Dear Editor:

I found it disturbing to find that another newly-formed special-interest group has taken legal action against the District of Invermere, claiming that there was not sufficient process involved in making the decision to cull the resident deer population.

I would urge this group to review the actual process that was involved before they waste any more of the court systems time and resources, as your civil case has little merit.

Obtaining a temporary injunction in non-contested motion is relatively easy. Should council choose to oppose your action, the court will hear that council followed all the steps necessary to make this decision, as did the other councils in the area that are participating in culls. And that it was the province that granted the cull licence.

If the matter was of this much importance to your group, where were you when the process was in motion? And during the election?

Claiming that you were not aware of the process indicates to me the typical laissez faire attitude so prevalent in our fellow Canadians in many matters.

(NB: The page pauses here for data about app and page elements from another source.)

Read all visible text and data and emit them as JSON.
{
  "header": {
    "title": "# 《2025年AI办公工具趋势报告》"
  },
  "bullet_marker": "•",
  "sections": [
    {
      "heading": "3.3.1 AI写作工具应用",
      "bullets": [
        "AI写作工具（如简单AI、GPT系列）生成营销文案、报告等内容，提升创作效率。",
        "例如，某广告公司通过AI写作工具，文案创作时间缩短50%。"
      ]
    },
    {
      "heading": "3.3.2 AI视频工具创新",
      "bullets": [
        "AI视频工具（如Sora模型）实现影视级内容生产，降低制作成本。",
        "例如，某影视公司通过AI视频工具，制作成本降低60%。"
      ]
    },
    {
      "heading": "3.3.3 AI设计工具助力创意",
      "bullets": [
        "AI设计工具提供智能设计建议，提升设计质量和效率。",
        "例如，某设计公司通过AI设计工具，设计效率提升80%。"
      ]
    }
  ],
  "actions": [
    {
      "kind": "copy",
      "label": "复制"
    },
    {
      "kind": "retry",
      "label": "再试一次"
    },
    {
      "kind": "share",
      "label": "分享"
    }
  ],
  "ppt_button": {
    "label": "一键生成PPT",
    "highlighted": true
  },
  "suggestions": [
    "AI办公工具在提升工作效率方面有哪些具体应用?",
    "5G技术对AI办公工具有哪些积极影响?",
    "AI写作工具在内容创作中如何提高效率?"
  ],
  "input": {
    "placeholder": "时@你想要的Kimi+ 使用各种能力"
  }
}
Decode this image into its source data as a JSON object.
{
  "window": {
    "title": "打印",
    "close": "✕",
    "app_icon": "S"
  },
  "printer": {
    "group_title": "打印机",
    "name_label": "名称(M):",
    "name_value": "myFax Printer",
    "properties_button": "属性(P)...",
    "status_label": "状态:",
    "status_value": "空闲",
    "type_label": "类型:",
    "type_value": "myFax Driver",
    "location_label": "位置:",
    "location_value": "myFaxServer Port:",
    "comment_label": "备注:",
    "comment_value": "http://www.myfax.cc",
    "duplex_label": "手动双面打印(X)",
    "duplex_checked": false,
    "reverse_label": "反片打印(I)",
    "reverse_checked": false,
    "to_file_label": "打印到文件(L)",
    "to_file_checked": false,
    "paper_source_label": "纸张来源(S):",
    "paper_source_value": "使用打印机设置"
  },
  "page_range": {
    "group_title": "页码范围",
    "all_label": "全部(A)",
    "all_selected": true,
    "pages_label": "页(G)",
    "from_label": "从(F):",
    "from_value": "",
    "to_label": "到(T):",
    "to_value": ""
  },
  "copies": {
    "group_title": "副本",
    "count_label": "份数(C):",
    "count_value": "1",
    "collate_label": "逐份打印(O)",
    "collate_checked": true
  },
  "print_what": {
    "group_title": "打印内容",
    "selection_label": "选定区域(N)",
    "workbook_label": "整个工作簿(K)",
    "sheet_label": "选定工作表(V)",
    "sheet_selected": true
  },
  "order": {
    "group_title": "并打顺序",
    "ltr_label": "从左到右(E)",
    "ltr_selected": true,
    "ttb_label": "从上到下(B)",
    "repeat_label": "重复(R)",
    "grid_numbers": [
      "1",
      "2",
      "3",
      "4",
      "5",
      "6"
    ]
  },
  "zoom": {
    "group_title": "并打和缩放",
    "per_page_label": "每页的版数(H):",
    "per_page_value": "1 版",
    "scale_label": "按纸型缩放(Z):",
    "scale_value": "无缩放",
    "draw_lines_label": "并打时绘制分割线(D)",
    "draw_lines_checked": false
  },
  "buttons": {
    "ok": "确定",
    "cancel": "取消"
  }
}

I dont consider myself plugged in to the local political scene but I was aware of the ongoing process. Had I issues such as yours I would have at least sought out one of our electoral officials and let them know. Its not like we dont know who they are. If you dont happen to see one of them on the streets, they are in the phone book.

There are many issues that may affect your day-to-day life in the hands of elected officials at all levels, it is up to you to let your views be known to them.

Dont let the case of the HST referendum lead you to believe that to Cry Wolf after elected politicians at any level make decisions that affect our lives in any way will change policy. You have to be constantly vigilant of what elected officials do on our behalf.

It is your responsibility to be aware of what policies elected officials are instituting at all levels: federal, provincial and even more importantly, at your local level.

Ron Looye